For this exercise, copy out each line of the material below that includes "legend".

**Input data:**
<<<<
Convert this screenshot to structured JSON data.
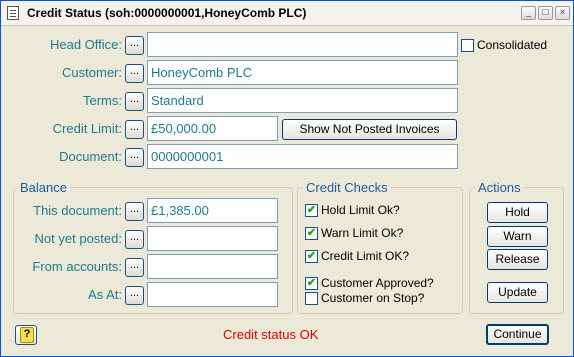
{
  "window": {
    "title": "Credit Status (soh:0000000001,HoneyComb PLC)",
    "min_glyph": "_",
    "max_glyph": "□",
    "close_glyph": "×"
  },
  "form": {
    "head_office": {
      "label": "Head Office:",
      "value": ""
    },
    "customer": {
      "label": "Customer:",
      "value": "HoneyComb PLC"
    },
    "terms": {
      "label": "Terms:",
      "value": "Standard"
    },
    "credit_limit": {
      "label": "Credit Limit:",
      "value": "£50,000.00"
    },
    "document": {
      "label": "Document:",
      "value": " 0000000001"
    },
    "lookup_glyph": "...",
    "consolidated": {
      "label": "Consolidated",
      "checked": false
    },
    "show_not_posted_label": "Show Not Posted Invoices"
  },
  "balance": {
    "legend": "Balance",
    "this_document": {
      "label": "This document:",
      "value": "£1,385.00"
    },
    "not_yet_posted": {
      "label": "Not yet posted:",
      "value": ""
    },
    "from_accounts": {
      "label": "From accounts:",
      "value": ""
    },
    "as_at": {
      "label": "As At:",
      "value": ""
    }
  },
  "credit_checks": {
    "legend": "Credit Checks",
    "check_glyph": "✔",
    "items": [
      {
        "label": "Hold Limit Ok?",
        "checked": true
      },
      {
        "label": "Warn Limit Ok?",
        "checked": true
      },
      {
        "label": "Credit Limit OK?",
        "checked": true
      },
      {
        "label": "Customer Approved?",
        "checked": true
      },
      {
        "label": "Customer on Stop?",
        "checked": false
      }
    ]
  },
  "actions": {
    "legend": "Actions",
    "hold": "Hold",
    "warn": "Warn",
    "release": "Release",
    "update": "Update"
  },
  "footer": {
    "status": "Credit status OK",
    "status_color": "#e00000",
    "continue_label": "Continue",
    "help_glyph": "?"
  }
}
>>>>
**Solution for this problem:**
    "legend": "Balance",
    "legend": "Credit Checks",
    "legend": "Actions",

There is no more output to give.